(Website and app data records)
◇ ◇ ◇ ◇ ◇
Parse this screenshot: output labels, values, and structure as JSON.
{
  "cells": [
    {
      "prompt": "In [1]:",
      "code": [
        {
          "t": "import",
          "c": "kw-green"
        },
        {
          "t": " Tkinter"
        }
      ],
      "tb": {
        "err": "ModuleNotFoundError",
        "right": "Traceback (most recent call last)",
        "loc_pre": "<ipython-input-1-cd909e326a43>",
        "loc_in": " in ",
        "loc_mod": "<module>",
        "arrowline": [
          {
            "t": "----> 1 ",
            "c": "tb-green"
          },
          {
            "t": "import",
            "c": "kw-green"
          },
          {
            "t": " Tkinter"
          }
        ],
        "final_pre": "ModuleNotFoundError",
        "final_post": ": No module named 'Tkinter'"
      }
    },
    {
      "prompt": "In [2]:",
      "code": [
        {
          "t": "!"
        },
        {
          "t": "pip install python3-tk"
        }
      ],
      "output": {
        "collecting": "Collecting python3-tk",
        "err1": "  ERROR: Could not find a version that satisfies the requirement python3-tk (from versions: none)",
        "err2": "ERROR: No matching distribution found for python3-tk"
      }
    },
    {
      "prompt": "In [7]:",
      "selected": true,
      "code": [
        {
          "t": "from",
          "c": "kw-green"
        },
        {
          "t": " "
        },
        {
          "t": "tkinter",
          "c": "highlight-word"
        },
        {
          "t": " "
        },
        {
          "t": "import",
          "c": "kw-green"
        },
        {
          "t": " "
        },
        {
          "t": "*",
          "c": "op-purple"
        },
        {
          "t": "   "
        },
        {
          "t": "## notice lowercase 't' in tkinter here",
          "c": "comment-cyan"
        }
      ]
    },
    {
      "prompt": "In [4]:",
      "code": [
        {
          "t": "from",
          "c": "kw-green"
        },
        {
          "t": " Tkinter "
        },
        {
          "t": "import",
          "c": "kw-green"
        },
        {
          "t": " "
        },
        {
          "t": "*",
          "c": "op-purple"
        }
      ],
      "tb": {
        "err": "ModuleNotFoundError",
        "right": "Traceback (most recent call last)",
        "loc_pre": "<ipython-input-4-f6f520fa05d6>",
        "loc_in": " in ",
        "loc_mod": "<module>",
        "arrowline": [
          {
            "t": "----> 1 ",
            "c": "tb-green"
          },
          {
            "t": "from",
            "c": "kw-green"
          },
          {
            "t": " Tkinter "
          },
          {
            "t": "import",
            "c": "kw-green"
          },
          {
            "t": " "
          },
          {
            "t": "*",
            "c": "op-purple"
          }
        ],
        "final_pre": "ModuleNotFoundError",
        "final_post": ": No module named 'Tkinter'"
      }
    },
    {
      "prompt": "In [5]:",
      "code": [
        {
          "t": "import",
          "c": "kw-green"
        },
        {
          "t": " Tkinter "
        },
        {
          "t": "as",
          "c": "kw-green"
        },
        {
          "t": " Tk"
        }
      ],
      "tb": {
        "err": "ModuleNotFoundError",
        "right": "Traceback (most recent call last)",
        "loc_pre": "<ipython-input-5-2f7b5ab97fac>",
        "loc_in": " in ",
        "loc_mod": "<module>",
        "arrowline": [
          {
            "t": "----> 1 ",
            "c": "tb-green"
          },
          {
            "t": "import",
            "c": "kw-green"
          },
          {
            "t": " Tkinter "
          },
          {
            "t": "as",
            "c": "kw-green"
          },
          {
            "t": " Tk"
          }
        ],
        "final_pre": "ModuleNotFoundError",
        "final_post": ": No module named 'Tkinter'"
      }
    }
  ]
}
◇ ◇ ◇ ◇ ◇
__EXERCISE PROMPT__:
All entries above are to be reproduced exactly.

__TASK RESULT__:
Parse this screenshot: output labels, values, and structure as JSON.
{
  "cells": [
    {
      "prompt": "In [1]:",
      "code": [
        {
          "t": "import",
          "c": "kw-green"
        },
        {
          "t": " Tkinter"
        }
      ],
      "tb": {
        "err": "ModuleNotFoundError",
        "right": "Traceback (most recent call last)",
        "loc_pre": "<ipython-input-1-cd909e326a43>",
        "loc_in": " in ",
        "loc_mod": "<module>",
        "arrowline": [
          {
            "t": "----> 1 ",
            "c": "tb-green"
          },
          {
            "t": "import",
            "c": "kw-green"
          },
          {
            "t": " Tkinter"
          }
        ],
        "final_pre": "ModuleNotFoundError",
        "final_post": ": No module named 'Tkinter'"
      }
    },
    {
      "prompt": "In [2]:",
      "code": [
        {
          "t": "!"
        },
        {
          "t": "pip install python3-tk"
        }
      ],
      "output": {
        "collecting": "Collecting python3-tk",
        "err1": "  ERROR: Could not find a version that satisfies the requirement python3-tk (from versions: none)",
        "err2": "ERROR: No matching distribution found for python3-tk"
      }
    },
    {
      "prompt": "In [7]:",
      "selected": true,
      "code": [
        {
          "t": "from",
          "c": "kw-green"
        },
        {
          "t": " "
        },
        {
          "t": "tkinter",
          "c": "highlight-word"
        },
        {
          "t": " "
        },
        {
          "t": "import",
          "c": "kw-green"
        },
        {
          "t": " "
        },
        {
          "t": "*",
          "c": "op-purple"
        },
        {
          "t": "   "
        },
        {
          "t": "## notice lowercase 't' in tkinter here",
          "c": "comment-cyan"
        }
      ]
    },
    {
      "prompt": "In [4]:",
      "code": [
        {
          "t": "from",
          "c": "kw-green"
        },
        {
          "t": " Tkinter "
        },
        {
          "t": "import",
          "c": "kw-green"
        },
        {
          "t": " "
        },
        {
          "t": "*",
          "c": "op-purple"
        }
      ],
      "tb": {
        "err": "ModuleNotFoundError",
        "right": "Traceback (most recent call last)",
        "loc_pre": "<ipython-input-4-f6f520fa05d6>",
        "loc_in": " in ",
        "loc_mod": "<module>",
        "arrowline": [
          {
            "t": "----> 1 ",
            "c": "tb-green"
          },
          {
            "t": "from",
            "c": "kw-green"
          },
          {
            "t": " Tkinter "
          },
          {
            "t": "import",
            "c": "kw-green"
          },
          {
            "t": " "
          },
          {
            "t": "*",
            "c": "op-purple"
          }
        ],
        "final_pre": "ModuleNotFoundError",
        "final_post": ": No module named 'Tkinter'"
      }
    },
    {
      "prompt": "In [5]:",
      "code": [
        {
          "t": "import",
          "c": "kw-green"
        },
        {
          "t": " Tkinter "
        },
        {
          "t": "as",
          "c": "kw-green"
        },
        {
          "t": " Tk"
        }
      ],
      "tb": {
        "err": "ModuleNotFoundError",
        "right": "Traceback (most recent call last)",
        "loc_pre": "<ipython-input-5-2f7b5ab97fac>",
        "loc_in": " in ",
        "loc_mod": "<module>",
        "arrowline": [
          {
            "t": "----> 1 ",
            "c": "tb-green"
          },
          {
            "t": "import",
            "c": "kw-green"
          },
          {
            "t": " Tkinter "
          },
          {
            "t": "as",
            "c": "kw-green"
          },
          {
            "t": " Tk"
          }
        ],
        "final_pre": "ModuleNotFoundError",
        "final_post": ": No module named 'Tkinter'"
      }
    }
  ]
}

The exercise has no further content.